• [What is needed] Print the records below verbatim.

↓↓↓

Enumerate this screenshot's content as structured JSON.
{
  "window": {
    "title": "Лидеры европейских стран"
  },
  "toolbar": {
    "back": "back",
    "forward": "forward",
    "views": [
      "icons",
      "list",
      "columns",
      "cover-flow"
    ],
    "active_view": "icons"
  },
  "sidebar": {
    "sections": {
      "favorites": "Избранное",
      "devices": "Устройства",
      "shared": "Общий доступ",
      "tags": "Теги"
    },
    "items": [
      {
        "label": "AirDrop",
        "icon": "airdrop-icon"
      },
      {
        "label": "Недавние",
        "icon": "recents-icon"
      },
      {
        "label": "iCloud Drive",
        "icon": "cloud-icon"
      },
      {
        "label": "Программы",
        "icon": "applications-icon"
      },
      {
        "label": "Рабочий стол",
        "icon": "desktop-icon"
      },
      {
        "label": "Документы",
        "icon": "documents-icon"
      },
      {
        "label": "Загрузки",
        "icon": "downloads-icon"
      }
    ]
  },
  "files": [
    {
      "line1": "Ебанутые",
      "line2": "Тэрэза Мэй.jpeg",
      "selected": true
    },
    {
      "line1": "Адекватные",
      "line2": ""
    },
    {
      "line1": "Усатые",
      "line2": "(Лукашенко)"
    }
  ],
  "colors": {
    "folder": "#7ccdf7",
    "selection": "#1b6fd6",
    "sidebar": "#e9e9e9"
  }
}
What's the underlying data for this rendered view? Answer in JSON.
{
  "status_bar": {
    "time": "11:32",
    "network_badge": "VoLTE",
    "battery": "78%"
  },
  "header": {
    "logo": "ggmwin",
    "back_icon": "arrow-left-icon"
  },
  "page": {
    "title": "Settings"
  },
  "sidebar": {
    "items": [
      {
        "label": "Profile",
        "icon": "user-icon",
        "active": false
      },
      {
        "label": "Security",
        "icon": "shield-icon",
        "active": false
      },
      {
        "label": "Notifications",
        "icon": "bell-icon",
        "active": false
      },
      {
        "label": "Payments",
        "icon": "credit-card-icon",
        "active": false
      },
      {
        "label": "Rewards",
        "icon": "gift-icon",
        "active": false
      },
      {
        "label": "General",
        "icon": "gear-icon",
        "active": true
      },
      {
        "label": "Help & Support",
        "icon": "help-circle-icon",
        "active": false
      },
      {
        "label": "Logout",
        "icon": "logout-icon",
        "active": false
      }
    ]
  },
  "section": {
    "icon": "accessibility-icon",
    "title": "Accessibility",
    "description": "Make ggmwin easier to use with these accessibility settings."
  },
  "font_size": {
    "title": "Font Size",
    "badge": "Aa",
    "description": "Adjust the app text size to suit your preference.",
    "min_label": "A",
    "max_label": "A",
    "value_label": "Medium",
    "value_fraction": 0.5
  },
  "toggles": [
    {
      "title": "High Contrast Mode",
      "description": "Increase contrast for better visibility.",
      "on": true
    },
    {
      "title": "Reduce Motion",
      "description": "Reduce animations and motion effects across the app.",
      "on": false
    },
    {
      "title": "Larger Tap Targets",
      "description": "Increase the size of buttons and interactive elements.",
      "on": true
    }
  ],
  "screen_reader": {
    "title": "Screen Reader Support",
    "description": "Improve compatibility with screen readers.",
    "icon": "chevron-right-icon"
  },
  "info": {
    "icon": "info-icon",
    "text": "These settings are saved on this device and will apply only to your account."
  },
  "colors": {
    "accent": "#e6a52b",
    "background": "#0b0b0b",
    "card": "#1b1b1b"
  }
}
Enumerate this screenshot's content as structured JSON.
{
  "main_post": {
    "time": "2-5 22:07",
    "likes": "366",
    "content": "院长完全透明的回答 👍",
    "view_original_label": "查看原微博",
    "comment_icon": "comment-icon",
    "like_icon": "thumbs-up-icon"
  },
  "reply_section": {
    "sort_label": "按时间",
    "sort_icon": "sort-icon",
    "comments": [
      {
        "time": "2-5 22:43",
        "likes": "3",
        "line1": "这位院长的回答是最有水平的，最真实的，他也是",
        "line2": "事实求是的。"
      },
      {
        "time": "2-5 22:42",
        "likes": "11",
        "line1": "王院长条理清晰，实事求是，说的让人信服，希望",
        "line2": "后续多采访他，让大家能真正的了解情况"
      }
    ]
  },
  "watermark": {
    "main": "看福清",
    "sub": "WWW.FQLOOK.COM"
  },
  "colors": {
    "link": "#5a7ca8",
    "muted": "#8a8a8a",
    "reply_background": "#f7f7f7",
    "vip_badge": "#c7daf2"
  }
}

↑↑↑

• [Response box]
Enumerate this screenshot's content as structured JSON.
{
  "window": {
    "title": "Лидеры европейских стран"
  },
  "toolbar": {
    "back": "back",
    "forward": "forward",
    "views": [
      "icons",
      "list",
      "columns",
      "cover-flow"
    ],
    "active_view": "icons"
  },
  "sidebar": {
    "sections": {
      "favorites": "Избранное",
      "devices": "Устройства",
      "shared": "Общий доступ",
      "tags": "Теги"
    },
    "items": [
      {
        "label": "AirDrop",
        "icon": "airdrop-icon"
      },
      {
        "label": "Недавние",
        "icon": "recents-icon"
      },
      {
        "label": "iCloud Drive",
        "icon": "cloud-icon"
      },
      {
        "label": "Программы",
        "icon": "applications-icon"
      },
      {
        "label": "Рабочий стол",
        "icon": "desktop-icon"
      },
      {
        "label": "Документы",
        "icon": "documents-icon"
      },
      {
        "label": "Загрузки",
        "icon": "downloads-icon"
      }
    ]
  },
  "files": [
    {
      "line1": "Ебанутые",
      "line2": "Тэрэза Мэй.jpeg",
      "selected": true
    },
    {
      "line1": "Адекватные",
      "line2": ""
    },
    {
      "line1": "Усатые",
      "line2": "(Лукашенко)"
    }
  ],
  "colors": {
    "folder": "#7ccdf7",
    "selection": "#1b6fd6",
    "sidebar": "#e9e9e9"
  }
}
What's the underlying data for this rendered view? Answer in JSON.
{
  "status_bar": {
    "time": "11:32",
    "network_badge": "VoLTE",
    "battery": "78%"
  },
  "header": {
    "logo": "ggmwin",
    "back_icon": "arrow-left-icon"
  },
  "page": {
    "title": "Settings"
  },
  "sidebar": {
    "items": [
      {
        "label": "Profile",
        "icon": "user-icon",
        "active": false
      },
      {
        "label": "Security",
        "icon": "shield-icon",
        "active": false
      },
      {
        "label": "Notifications",
        "icon": "bell-icon",
        "active": false
      },
      {
        "label": "Payments",
        "icon": "credit-card-icon",
        "active": false
      },
      {
        "label": "Rewards",
        "icon": "gift-icon",
        "active": false
      },
      {
        "label": "General",
        "icon": "gear-icon",
        "active": true
      },
      {
        "label": "Help & Support",
        "icon": "help-circle-icon",
        "active": false
      },
      {
        "label": "Logout",
        "icon": "logout-icon",
        "active": false
      }
    ]
  },
  "section": {
    "icon": "accessibility-icon",
    "title": "Accessibility",
    "description": "Make ggmwin easier to use with these accessibility settings."
  },
  "font_size": {
    "title": "Font Size",
    "badge": "Aa",
    "description": "Adjust the app text size to suit your preference.",
    "min_label": "A",
    "max_label": "A",
    "value_label": "Medium",
    "value_fraction": 0.5
  },
  "toggles": [
    {
      "title": "High Contrast Mode",
      "description": "Increase contrast for better visibility.",
      "on": true
    },
    {
      "title": "Reduce Motion",
      "description": "Reduce animations and motion effects across the app.",
      "on": false
    },
    {
      "title": "Larger Tap Targets",
      "description": "Increase the size of buttons and interactive elements.",
      "on": true
    }
  ],
  "screen_reader": {
    "title": "Screen Reader Support",
    "description": "Improve compatibility with screen readers.",
    "icon": "chevron-right-icon"
  },
  "info": {
    "icon": "info-icon",
    "text": "These settings are saved on this device and will apply only to your account."
  },
  "colors": {
    "accent": "#e6a52b",
    "background": "#0b0b0b",
    "card": "#1b1b1b"
  }
}
Enumerate this screenshot's content as structured JSON.
{
  "main_post": {
    "time": "2-5 22:07",
    "likes": "366",
    "content": "院长完全透明的回答 👍",
    "view_original_label": "查看原微博",
    "comment_icon": "comment-icon",
    "like_icon": "thumbs-up-icon"
  },
  "reply_section": {
    "sort_label": "按时间",
    "sort_icon": "sort-icon",
    "comments": [
      {
        "time": "2-5 22:43",
        "likes": "3",
        "line1": "这位院长的回答是最有水平的，最真实的，他也是",
        "line2": "事实求是的。"
      },
      {
        "time": "2-5 22:42",
        "likes": "11",
        "line1": "王院长条理清晰，实事求是，说的让人信服，希望",
        "line2": "后续多采访他，让大家能真正的了解情况"
      }
    ]
  },
  "watermark": {
    "main": "看福清",
    "sub": "WWW.FQLOOK.COM"
  },
  "colors": {
    "link": "#5a7ca8",
    "muted": "#8a8a8a",
    "reply_background": "#f7f7f7",
    "vip_badge": "#c7daf2"
  }
}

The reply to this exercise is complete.